Prime Minister Andrew Holness said there would have to be a “significant event in terms of a massive outbreak” to merit a return to the multi-day lockdowns.
“The Government is now at a stage where it cannot apply these blanket measures, these very crude measures, because it is like using a hammer to try and solve the problem of trying to kill a fly,” Holness declared in a statement to the House of Representatives on Wednesday.
Holness said that the Government would consult with other stakeholders to determine an acceptable time frame for curfews.
Effective September 18 to October 28, curfew hours from Monday to Friday have been adjusted from 7 p.m. to 8 p.m. nightly until 5 a.m. the following day.
Curfew starts at 6 p.m. on Saturdays and is lifted at 5 a.m. on Monday, with Sunday being a lockdown day.
The prime minister told his parliamentary colleagues that other measures under the Disaster Risk Management Act would remain in place.
The limit on persons attending church services remains at 20. Wedding ceremonies are also restricted to 20 persons.
Only 20 family members, mourners, and clergy can attend funeral services.
Burials are allowed from Monday to Friday from 9 a.m. to 4 p.m., with only 15 persons involved.
Turning to the Government’s vaccination programme, the prime minister conceded that the resources in the public sector were inadequate to carry out the exercise efficiently.

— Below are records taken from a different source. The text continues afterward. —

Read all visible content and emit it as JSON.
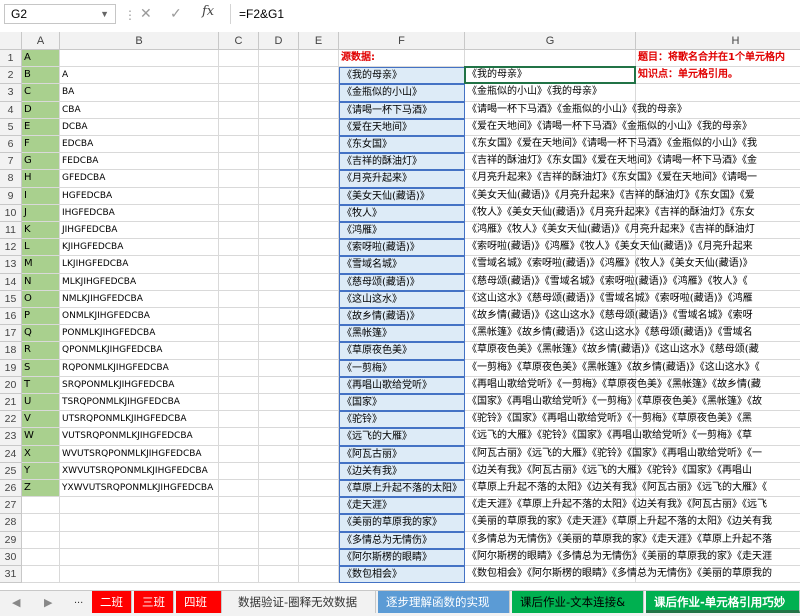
{
  "formula_bar": {
    "name_box": "G2",
    "fx_label": "fx",
    "formula": "=F2&G1"
  },
  "columns": [
    "A",
    "B",
    "C",
    "D",
    "E",
    "F",
    "G",
    "H"
  ],
  "header_labels": {
    "f1": "源数据:",
    "h1": "题目：将歌名合并在1个单元格内",
    "h2": "知识点：单元格引用。"
  },
  "rows": [
    {
      "n": "1",
      "a": "A",
      "b": "",
      "f": "",
      "g": ""
    },
    {
      "n": "2",
      "a": "B",
      "b": "A",
      "f": "《我的母亲》",
      "g": "《我的母亲》"
    },
    {
      "n": "3",
      "a": "C",
      "b": "BA",
      "f": "《金瓶似的小山》",
      "g": "《金瓶似的小山》《我的母亲》"
    },
    {
      "n": "4",
      "a": "D",
      "b": "CBA",
      "f": "《请喝一杯下马酒》",
      "g": "《请喝一杯下马酒》《金瓶似的小山》《我的母亲》"
    },
    {
      "n": "5",
      "a": "E",
      "b": "DCBA",
      "f": "《爱在天地间》",
      "g": "《爱在天地间》《请喝一杯下马酒》《金瓶似的小山》《我的母亲》"
    },
    {
      "n": "6",
      "a": "F",
      "b": "EDCBA",
      "f": "《东女国》",
      "g": "《东女国》《爱在天地间》《请喝一杯下马酒》《金瓶似的小山》《我"
    },
    {
      "n": "7",
      "a": "G",
      "b": "FEDCBA",
      "f": "《吉祥的酥油灯》",
      "g": "《吉祥的酥油灯》《东女国》《爱在天地间》《请喝一杯下马酒》《金"
    },
    {
      "n": "8",
      "a": "H",
      "b": "GFEDCBA",
      "f": "《月亮升起来》",
      "g": "《月亮升起来》《吉祥的酥油灯》《东女国》《爱在天地间》《请喝一"
    },
    {
      "n": "9",
      "a": "I",
      "b": "HGFEDCBA",
      "f": "《美女天仙(藏语)》",
      "g": "《美女天仙(藏语)》《月亮升起来》《吉祥的酥油灯》《东女国》《爱"
    },
    {
      "n": "10",
      "a": "J",
      "b": "IHGFEDCBA",
      "f": "《牧人》",
      "g": "《牧人》《美女天仙(藏语)》《月亮升起来》《吉祥的酥油灯》《东女"
    },
    {
      "n": "11",
      "a": "K",
      "b": "JIHGFEDCBA",
      "f": "《鸿雁》",
      "g": "《鸿雁》《牧人》《美女天仙(藏语)》《月亮升起来》《吉祥的酥油灯"
    },
    {
      "n": "12",
      "a": "L",
      "b": "KJIHGFEDCBA",
      "f": "《索呀啦(藏语)》",
      "g": "《索呀啦(藏语)》《鸿雁》《牧人》《美女天仙(藏语)》《月亮升起来"
    },
    {
      "n": "13",
      "a": "M",
      "b": "LKJIHGFEDCBA",
      "f": "《雪域名城》",
      "g": "《雪域名城》《索呀啦(藏语)》《鸿雁》《牧人》《美女天仙(藏语)》"
    },
    {
      "n": "14",
      "a": "N",
      "b": "MLKJIHGFEDCBA",
      "f": "《慈母颂(藏语)》",
      "g": "《慈母颂(藏语)》《雪域名城》《索呀啦(藏语)》《鸿雁》《牧人》《"
    },
    {
      "n": "15",
      "a": "O",
      "b": "NMLKJIHGFEDCBA",
      "f": "《这山这水》",
      "g": "《这山这水》《慈母颂(藏语)》《雪域名城》《索呀啦(藏语)》《鸿雁"
    },
    {
      "n": "16",
      "a": "P",
      "b": "ONMLKJIHGFEDCBA",
      "f": "《故乡情(藏语)》",
      "g": "《故乡情(藏语)》《这山这水》《慈母颂(藏语)》《雪域名城》《索呀"
    },
    {
      "n": "17",
      "a": "Q",
      "b": "PONMLKJIHGFEDCBA",
      "f": "《黑帐篷》",
      "g": "《黑帐篷》《故乡情(藏语)》《这山这水》《慈母颂(藏语)》《雪域名"
    },
    {
      "n": "18",
      "a": "R",
      "b": "QPONMLKJIHGFEDCBA",
      "f": "《草原夜色美》",
      "g": "《草原夜色美》《黑帐篷》《故乡情(藏语)》《这山这水》《慈母颂(藏"
    },
    {
      "n": "19",
      "a": "S",
      "b": "RQPONMLKJIHGFEDCBA",
      "f": "《一剪梅》",
      "g": "《一剪梅》《草原夜色美》《黑帐篷》《故乡情(藏语)》《这山这水》《"
    },
    {
      "n": "20",
      "a": "T",
      "b": "SRQPONMLKJIHGFEDCBA",
      "f": "《再唱山歌给党听》",
      "g": "《再唱山歌给党听》《一剪梅》《草原夜色美》《黑帐篷》《故乡情(藏"
    },
    {
      "n": "21",
      "a": "U",
      "b": "TSRQPONMLKJIHGFEDCBA",
      "f": "《国家》",
      "g": "《国家》《再唱山歌给党听》《一剪梅》《草原夜色美》《黑帐篷》《故"
    },
    {
      "n": "22",
      "a": "V",
      "b": "UTSRQPONMLKJIHGFEDCBA",
      "f": "《驼铃》",
      "g": "《驼铃》《国家》《再唱山歌给党听》《一剪梅》《草原夜色美》《黑"
    },
    {
      "n": "23",
      "a": "W",
      "b": "VUTSRQPONMLKJIHGFEDCBA",
      "f": "《远飞的大雁》",
      "g": "《远飞的大雁》《驼铃》《国家》《再唱山歌给党听》《一剪梅》《草"
    },
    {
      "n": "24",
      "a": "X",
      "b": "WVUTSRQPONMLKJIHGFEDCBA",
      "f": "《阿瓦古丽》",
      "g": "《阿瓦古丽》《远飞的大雁》《驼铃》《国家》《再唱山歌给党听》《一"
    },
    {
      "n": "25",
      "a": "Y",
      "b": "XWVUTSRQPONMLKJIHGFEDCBA",
      "f": "《边关有我》",
      "g": "《边关有我》《阿瓦古丽》《远飞的大雁》《驼铃》《国家》《再唱山"
    },
    {
      "n": "26",
      "a": "Z",
      "b": "YXWVUTSRQPONMLKJIHGFEDCBA",
      "f": "《草原上升起不落的太阳》",
      "g": "《草原上升起不落的太阳》《边关有我》《阿瓦古丽》《远飞的大雁》《"
    },
    {
      "n": "27",
      "a": "",
      "b": "",
      "f": "《走天涯》",
      "g": "《走天涯》《草原上升起不落的太阳》《边关有我》《阿瓦古丽》《远飞"
    },
    {
      "n": "28",
      "a": "",
      "b": "",
      "f": "《美丽的草原我的家》",
      "g": "《美丽的草原我的家》《走天涯》《草原上升起不落的太阳》《边关有我"
    },
    {
      "n": "29",
      "a": "",
      "b": "",
      "f": "《多情总为无情伤》",
      "g": "《多情总为无情伤》《美丽的草原我的家》《走天涯》《草原上升起不落"
    },
    {
      "n": "30",
      "a": "",
      "b": "",
      "f": "《阿尔斯楞的眼睛》",
      "g": "《阿尔斯楞的眼睛》《多情总为无情伤》《美丽的草原我的家》《走天涯"
    },
    {
      "n": "31",
      "a": "",
      "b": "",
      "f": "《数包相会》",
      "g": "《数包相会》《阿尔斯楞的眼睛》《多情总为无情伤》《美丽的草原我的"
    }
  ],
  "sheet_tabs": {
    "ellipsis": "...",
    "tabs": [
      {
        "label": "二班",
        "bg": "#ff0000",
        "fg": "#ffffff"
      },
      {
        "label": "三班",
        "bg": "#ff0000",
        "fg": "#ffffff"
      },
      {
        "label": "四班",
        "bg": "#ff0000",
        "fg": "#ffffff"
      },
      {
        "label": "数据验证-圈释无效数据",
        "bg": "#f2f2f2",
        "fg": "#333333"
      },
      {
        "label": "逐步理解函数的实现",
        "bg": "#5b9bd5",
        "fg": "#ffffff"
      },
      {
        "label": "课后作业-文本连接&",
        "bg": "#00b050",
        "fg": "#000000"
      },
      {
        "label": "课后作业-单元格引用巧妙",
        "bg": "#00b050",
        "fg": "#ffffff"
      }
    ]
  },
  "colors": {
    "green_fill": "#a9d08e",
    "blue_fill": "#ddebf7",
    "blue_border": "#4472c4",
    "red_text": "#e00000"
  }
}
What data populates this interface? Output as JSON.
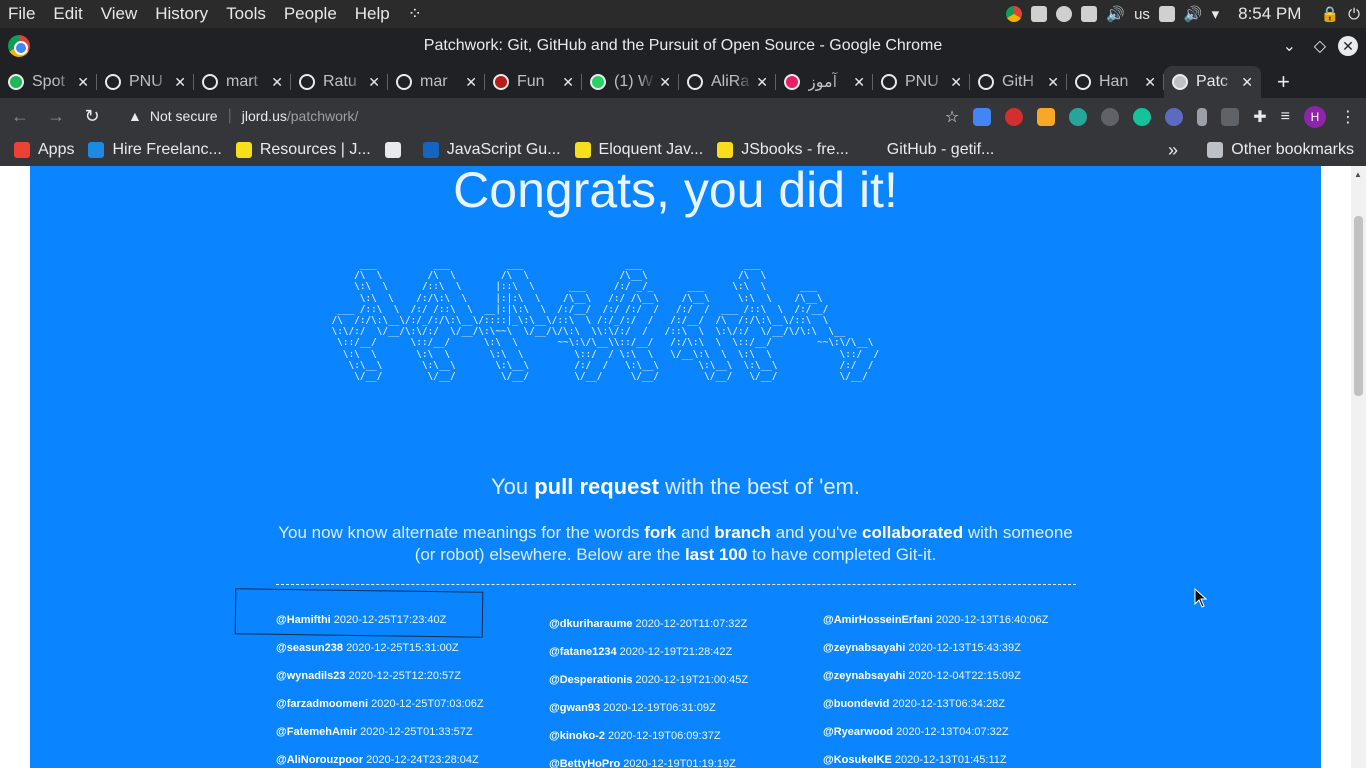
{
  "os": {
    "menu": [
      "File",
      "Edit",
      "View",
      "History",
      "Tools",
      "People",
      "Help"
    ],
    "lang": "us",
    "clock": "8:54 PM"
  },
  "window": {
    "title": "Patchwork: Git, GitHub and the Pursuit of Open Source - Google Chrome"
  },
  "tabs": [
    {
      "label": "Spot",
      "color": "#1db954"
    },
    {
      "label": "PNU",
      "color": "#202124"
    },
    {
      "label": "mart",
      "color": "#202124"
    },
    {
      "label": "Ratu",
      "color": "#202124"
    },
    {
      "label": "mar",
      "color": "#202124"
    },
    {
      "label": "Fun",
      "color": "#b71c1c"
    },
    {
      "label": "(1) W",
      "color": "#25d366"
    },
    {
      "label": "AliRa",
      "color": "#202124"
    },
    {
      "label": "آموز",
      "color": "#e91e63"
    },
    {
      "label": "PNU",
      "color": "#202124"
    },
    {
      "label": "GitH",
      "color": "#202124"
    },
    {
      "label": "Han",
      "color": "#202124"
    },
    {
      "label": "Patc",
      "color": "#bdc1c6",
      "active": true
    }
  ],
  "address": {
    "security": "Not secure",
    "host": "jlord.us",
    "path": "/patchwork/"
  },
  "bookmarks": [
    {
      "label": "Apps",
      "color": "#ea4335"
    },
    {
      "label": "Hire Freelanc...",
      "color": "#1e88e5"
    },
    {
      "label": "Resources | J...",
      "color": "#f7df1e"
    },
    {
      "label": "",
      "color": "#e8eaed"
    },
    {
      "label": "JavaScript Gu...",
      "color": "#1565c0"
    },
    {
      "label": "Eloquent Jav...",
      "color": "#f7df1e"
    },
    {
      "label": "JSbooks - fre...",
      "color": "#f7df1e"
    },
    {
      "label": "GitHub - getif...",
      "color": "#35363a"
    }
  ],
  "bookmarks_more": "»",
  "other_bookmarks": "Other bookmarks",
  "page": {
    "heading": "Congrats, you did it!",
    "tagline_pre": "You ",
    "tagline_bold": "pull request",
    "tagline_post": " with the best of 'em.",
    "para": {
      "t1": "You now know alternate meanings for the words ",
      "b1": "fork",
      "t2": " and ",
      "b2": "branch",
      "t3": " and you've ",
      "b3": "collaborated",
      "t4": " with someone (or robot) elsewhere. Below are the ",
      "b4": "last 100",
      "t5": " to have completed Git-it."
    },
    "columns": [
      [
        {
          "user": "@Hamifthi",
          "time": "2020-12-25T17:23:40Z"
        },
        {
          "user": "@seasun238",
          "time": "2020-12-25T15:31:00Z"
        },
        {
          "user": "@wynadils23",
          "time": "2020-12-25T12:20:57Z"
        },
        {
          "user": "@farzadmoomeni",
          "time": "2020-12-25T07:03:06Z"
        },
        {
          "user": "@FatemehAmir",
          "time": "2020-12-25T01:33:57Z"
        },
        {
          "user": "@AliNorouzpoor",
          "time": "2020-12-24T23:28:04Z"
        }
      ],
      [
        {
          "user": "@dkuriharaume",
          "time": "2020-12-20T11:07:32Z"
        },
        {
          "user": "@fatane1234",
          "time": "2020-12-19T21:28:42Z"
        },
        {
          "user": "@Desperationis",
          "time": "2020-12-19T21:00:45Z"
        },
        {
          "user": "@gwan93",
          "time": "2020-12-19T06:31:09Z"
        },
        {
          "user": "@kinoko-2",
          "time": "2020-12-19T06:09:37Z"
        },
        {
          "user": "@BettyHoPro",
          "time": "2020-12-19T01:19:19Z"
        }
      ],
      [
        {
          "user": "@AmirHosseinErfani",
          "time": "2020-12-13T16:40:06Z"
        },
        {
          "user": "@zeynabsayahi",
          "time": "2020-12-13T15:43:39Z"
        },
        {
          "user": "@zeynabsayahi",
          "time": "2020-12-04T22:15:09Z"
        },
        {
          "user": "@buondevid",
          "time": "2020-12-13T06:34:28Z"
        },
        {
          "user": "@Ryearwood",
          "time": "2020-12-13T04:07:32Z"
        },
        {
          "user": "@KosukeIKE",
          "time": "2020-12-13T01:45:11Z"
        }
      ]
    ]
  }
}
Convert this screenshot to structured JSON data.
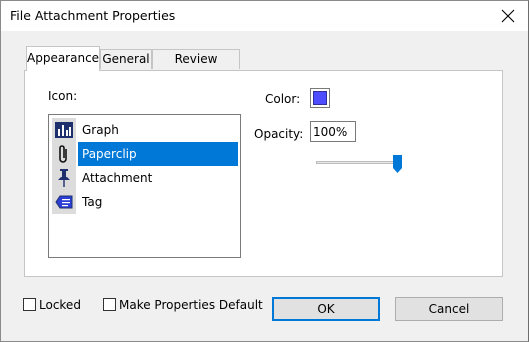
{
  "window": {
    "title": "File Attachment Properties"
  },
  "tabs": [
    {
      "label": "Appearance"
    },
    {
      "label": "General"
    },
    {
      "label": "Review History"
    }
  ],
  "appearance": {
    "icon_label": "Icon:",
    "icons": [
      {
        "label": "Graph",
        "icon": "graph-icon"
      },
      {
        "label": "Paperclip",
        "icon": "paperclip-icon",
        "selected": true
      },
      {
        "label": "Attachment",
        "icon": "pushpin-icon"
      },
      {
        "label": "Tag",
        "icon": "tag-icon"
      }
    ],
    "color_label": "Color:",
    "color_value": "#4d4dff",
    "opacity_label": "Opacity:",
    "opacity_value": "100%",
    "opacity_slider": 1.0
  },
  "footer": {
    "locked_label": "Locked",
    "locked_checked": false,
    "make_default_label": "Make Properties Default",
    "make_default_checked": false,
    "ok_label": "OK",
    "cancel_label": "Cancel"
  }
}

He announced, therefore, that the Government would be engaging the services of the private health sector to administer vaccines.
Holness said that the administration would pay the private entity per person vaccinated.
At the same time, the administration is preparing to launch a national call for health personnel to administer the jab.
Jamaican health workers locally and abroad are being invited to participate in the exercise.
To date, 208,169 people have been fully vaccinated, representing seven per cent of the population.
As at Tuesday, Jamaica had recorded 77,497 infections since the coronavirus was first detected here in March 2020.
There have been 1,757 related deaths.